Artisans in Moradabad, Barmer, Agra and Mysore are a worried lot. So are their peers peppered across the country with export orders drying out from countries in Europe and the US amid the worst economic downturn in the last 80 years.

business Updated: Oct 11, 2009 20:55 IST
Samiran Saha

Artisans in Moradabad, Barmer, Agra and Mysore are a worried lot. So are their peers peppered across the country with export orders drying out from countries in Europe and the US amid the worst economic downturn in the last 80 years.

India’s exports contracted for the 11th successive month plunging by 19.4 per cent in August. Shrinking world demand has affected India’s handicrafts, gems and jewellery, leather and textile exports severely during the current financial year.

The fall in handicraft exports has been steeper. “During April to August 2009, handicrafts exports have fallen by more than 21 per cent due to the slump in global markets,” said Rakesh Kumar, executive director of Export Promotion Council for Handicrafts (EPCH).

Major handicraft centres include Moradabad in UP for brassware, Kutch in Gujarat for embroidered goods, Mysore in Karnataka for wooden artware and Agra for hand printed textiles. Europe and the US account for more than 55 per cent of India’s $168 billion exports.

“In the $250 billion global gifts and handicrafts market, India’s share is a meagre 2 per cent and we have to evolve promotional strategies to enhance it to atleast 4 per cent in the world market,” Textiles Secretary Rita Menon says.

“The focus is now on new emerging markets such as Latin America, Central Asia, Africa and South East Asia,” said Kumar.

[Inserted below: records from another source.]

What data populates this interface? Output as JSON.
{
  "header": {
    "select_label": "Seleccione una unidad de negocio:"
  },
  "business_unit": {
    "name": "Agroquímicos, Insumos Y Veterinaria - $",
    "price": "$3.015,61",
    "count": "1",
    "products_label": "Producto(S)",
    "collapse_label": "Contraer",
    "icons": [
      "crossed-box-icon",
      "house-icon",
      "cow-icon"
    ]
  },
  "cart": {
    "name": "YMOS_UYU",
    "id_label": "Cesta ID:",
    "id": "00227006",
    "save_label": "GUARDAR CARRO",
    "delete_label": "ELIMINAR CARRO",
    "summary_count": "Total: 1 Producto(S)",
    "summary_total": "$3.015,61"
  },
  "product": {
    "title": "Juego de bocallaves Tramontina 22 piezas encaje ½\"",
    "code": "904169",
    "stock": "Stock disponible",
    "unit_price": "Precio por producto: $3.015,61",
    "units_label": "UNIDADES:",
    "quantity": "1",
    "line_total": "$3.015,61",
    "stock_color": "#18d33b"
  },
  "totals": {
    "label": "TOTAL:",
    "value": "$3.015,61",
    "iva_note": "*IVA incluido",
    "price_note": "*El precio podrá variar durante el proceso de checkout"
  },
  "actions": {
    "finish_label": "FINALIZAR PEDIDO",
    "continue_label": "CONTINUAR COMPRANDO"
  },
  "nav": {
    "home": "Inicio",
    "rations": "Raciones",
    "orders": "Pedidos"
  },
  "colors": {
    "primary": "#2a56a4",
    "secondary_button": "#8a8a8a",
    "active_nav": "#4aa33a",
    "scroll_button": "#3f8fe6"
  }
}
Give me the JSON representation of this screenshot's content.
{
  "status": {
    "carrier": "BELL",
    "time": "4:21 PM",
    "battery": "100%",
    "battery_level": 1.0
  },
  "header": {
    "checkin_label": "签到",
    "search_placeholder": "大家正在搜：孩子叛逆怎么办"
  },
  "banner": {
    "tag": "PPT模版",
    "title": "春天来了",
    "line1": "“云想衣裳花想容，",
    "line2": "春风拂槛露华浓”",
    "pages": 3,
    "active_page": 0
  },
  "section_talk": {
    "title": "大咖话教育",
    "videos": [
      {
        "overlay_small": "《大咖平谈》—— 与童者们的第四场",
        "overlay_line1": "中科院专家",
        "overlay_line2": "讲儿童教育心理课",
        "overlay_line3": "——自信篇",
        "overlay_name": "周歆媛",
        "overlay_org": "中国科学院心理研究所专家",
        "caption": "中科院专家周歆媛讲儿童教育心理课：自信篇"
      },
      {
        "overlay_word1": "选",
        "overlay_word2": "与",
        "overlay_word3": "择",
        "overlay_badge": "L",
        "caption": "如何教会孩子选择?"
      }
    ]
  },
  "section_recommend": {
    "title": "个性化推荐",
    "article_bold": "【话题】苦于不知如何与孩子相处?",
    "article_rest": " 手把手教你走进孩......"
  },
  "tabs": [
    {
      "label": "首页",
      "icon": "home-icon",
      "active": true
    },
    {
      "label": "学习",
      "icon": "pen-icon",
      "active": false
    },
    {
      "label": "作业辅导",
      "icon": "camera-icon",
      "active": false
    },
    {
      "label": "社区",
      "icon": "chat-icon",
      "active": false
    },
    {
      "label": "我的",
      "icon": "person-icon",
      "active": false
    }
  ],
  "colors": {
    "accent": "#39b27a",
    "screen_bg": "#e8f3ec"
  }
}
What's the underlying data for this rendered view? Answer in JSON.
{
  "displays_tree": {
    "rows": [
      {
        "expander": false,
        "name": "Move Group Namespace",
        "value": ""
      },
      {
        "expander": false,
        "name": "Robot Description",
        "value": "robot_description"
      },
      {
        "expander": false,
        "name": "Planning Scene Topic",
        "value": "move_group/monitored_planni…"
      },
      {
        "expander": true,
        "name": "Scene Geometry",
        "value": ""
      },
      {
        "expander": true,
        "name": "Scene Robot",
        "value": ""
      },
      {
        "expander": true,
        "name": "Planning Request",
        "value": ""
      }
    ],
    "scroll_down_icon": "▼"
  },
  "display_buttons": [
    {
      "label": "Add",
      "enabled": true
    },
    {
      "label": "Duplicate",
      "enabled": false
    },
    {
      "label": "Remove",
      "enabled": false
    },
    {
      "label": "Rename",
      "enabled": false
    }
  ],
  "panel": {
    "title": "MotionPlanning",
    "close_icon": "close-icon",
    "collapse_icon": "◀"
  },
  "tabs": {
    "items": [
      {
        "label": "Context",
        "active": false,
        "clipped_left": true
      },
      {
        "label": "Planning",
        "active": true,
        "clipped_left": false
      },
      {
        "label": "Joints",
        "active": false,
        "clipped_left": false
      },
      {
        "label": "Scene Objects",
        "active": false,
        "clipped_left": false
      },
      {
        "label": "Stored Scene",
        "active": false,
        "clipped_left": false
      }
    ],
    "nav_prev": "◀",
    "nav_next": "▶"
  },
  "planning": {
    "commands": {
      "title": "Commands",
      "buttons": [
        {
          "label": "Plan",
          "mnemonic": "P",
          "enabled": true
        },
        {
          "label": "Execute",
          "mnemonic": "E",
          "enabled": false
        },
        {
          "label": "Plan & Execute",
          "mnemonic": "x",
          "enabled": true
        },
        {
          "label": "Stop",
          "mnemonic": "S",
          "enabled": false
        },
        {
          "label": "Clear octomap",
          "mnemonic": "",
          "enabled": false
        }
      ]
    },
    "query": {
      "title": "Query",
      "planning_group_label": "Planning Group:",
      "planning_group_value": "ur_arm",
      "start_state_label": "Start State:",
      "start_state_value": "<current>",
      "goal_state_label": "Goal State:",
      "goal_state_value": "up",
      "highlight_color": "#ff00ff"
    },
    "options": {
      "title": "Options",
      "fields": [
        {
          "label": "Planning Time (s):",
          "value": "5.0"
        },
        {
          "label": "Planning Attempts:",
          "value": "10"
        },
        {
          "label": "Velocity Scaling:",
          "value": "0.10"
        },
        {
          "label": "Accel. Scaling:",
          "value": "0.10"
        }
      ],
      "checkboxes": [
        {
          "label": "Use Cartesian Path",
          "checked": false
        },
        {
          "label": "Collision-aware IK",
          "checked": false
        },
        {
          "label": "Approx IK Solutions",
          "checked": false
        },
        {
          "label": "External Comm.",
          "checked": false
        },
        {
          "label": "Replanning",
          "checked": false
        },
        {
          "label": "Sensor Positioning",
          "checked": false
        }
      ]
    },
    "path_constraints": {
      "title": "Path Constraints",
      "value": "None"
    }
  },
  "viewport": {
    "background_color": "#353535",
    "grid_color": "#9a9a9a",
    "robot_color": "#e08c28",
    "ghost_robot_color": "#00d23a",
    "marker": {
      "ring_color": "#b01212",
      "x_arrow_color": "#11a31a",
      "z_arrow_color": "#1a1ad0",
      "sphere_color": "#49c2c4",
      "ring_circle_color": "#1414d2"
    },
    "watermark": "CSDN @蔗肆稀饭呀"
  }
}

A study by the UN Commission for Trade and Development said China, West Asia, South East Asia, Australia and Brazil are likely to witness faster recovery.